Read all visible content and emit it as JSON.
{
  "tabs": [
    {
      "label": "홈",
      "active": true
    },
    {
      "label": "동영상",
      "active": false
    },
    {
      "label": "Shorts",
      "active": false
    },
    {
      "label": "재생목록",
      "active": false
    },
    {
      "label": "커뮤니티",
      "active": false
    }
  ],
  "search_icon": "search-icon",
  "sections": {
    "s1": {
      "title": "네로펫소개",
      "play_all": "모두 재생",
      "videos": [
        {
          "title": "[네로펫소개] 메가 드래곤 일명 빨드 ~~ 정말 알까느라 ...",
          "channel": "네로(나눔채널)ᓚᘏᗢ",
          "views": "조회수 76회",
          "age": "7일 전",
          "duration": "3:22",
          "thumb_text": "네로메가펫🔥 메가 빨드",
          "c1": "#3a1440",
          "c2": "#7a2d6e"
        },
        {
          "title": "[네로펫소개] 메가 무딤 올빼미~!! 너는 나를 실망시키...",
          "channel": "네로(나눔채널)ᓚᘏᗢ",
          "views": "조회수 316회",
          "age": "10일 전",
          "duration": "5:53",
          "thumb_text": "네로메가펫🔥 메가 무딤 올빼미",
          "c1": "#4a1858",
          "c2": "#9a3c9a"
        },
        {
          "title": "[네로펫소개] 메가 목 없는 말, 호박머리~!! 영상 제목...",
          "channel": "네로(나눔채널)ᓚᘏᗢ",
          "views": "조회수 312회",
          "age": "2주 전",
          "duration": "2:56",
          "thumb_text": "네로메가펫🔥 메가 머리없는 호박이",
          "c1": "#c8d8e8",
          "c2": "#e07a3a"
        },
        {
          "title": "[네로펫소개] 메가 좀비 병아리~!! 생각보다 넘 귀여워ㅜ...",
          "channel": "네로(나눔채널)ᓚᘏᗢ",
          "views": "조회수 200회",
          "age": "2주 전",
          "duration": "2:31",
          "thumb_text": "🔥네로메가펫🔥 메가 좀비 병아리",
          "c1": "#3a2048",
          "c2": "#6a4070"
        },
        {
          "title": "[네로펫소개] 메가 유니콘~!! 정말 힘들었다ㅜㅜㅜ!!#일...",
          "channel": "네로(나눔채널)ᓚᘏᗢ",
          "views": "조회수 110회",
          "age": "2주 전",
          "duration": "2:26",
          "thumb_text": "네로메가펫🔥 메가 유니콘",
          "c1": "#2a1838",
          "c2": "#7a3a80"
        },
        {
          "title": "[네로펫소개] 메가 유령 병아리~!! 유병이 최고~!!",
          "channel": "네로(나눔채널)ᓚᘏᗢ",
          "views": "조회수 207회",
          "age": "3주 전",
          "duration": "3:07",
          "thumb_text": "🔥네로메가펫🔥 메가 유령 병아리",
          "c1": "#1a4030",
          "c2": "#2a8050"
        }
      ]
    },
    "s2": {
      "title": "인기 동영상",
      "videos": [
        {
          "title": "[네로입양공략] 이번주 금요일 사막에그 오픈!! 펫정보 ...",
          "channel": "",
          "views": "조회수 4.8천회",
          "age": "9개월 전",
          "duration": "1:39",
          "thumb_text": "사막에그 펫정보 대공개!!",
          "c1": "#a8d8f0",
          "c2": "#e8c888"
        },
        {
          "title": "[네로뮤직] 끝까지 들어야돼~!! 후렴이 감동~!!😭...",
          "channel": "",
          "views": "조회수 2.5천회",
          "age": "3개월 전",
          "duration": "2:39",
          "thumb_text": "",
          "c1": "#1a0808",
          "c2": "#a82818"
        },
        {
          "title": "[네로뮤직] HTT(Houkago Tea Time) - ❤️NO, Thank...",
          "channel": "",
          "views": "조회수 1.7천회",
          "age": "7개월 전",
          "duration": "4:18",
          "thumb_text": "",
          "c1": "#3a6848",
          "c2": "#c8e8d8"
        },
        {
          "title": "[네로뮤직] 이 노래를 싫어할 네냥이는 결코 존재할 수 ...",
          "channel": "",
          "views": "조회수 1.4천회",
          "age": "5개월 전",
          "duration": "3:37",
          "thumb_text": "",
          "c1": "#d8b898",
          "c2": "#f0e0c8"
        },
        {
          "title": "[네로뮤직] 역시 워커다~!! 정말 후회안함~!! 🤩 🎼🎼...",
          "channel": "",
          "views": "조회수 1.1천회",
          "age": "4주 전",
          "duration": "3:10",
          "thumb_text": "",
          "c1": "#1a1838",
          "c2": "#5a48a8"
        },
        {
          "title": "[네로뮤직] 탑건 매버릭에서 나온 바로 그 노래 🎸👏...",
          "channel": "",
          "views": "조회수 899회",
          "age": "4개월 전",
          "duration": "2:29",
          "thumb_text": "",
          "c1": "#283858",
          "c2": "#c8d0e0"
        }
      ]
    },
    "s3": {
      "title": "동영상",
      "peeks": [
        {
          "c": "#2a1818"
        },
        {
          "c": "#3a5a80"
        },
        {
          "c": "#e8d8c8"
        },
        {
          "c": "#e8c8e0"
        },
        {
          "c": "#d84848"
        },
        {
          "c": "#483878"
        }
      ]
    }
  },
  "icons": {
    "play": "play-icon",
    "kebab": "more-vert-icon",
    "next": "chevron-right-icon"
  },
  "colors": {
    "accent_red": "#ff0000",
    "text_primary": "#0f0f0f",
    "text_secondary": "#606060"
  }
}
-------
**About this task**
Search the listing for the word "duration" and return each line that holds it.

**Output for this task**
          "duration": "3:22",
          "duration": "5:53",
          "duration": "2:56",
          "duration": "2:31",
          "duration": "2:26",
          "duration": "3:07",
          "duration": "1:39",
          "duration": "2:39",
          "duration": "4:18",
          "duration": "3:37",
          "duration": "3:10",
          "duration": "2:29",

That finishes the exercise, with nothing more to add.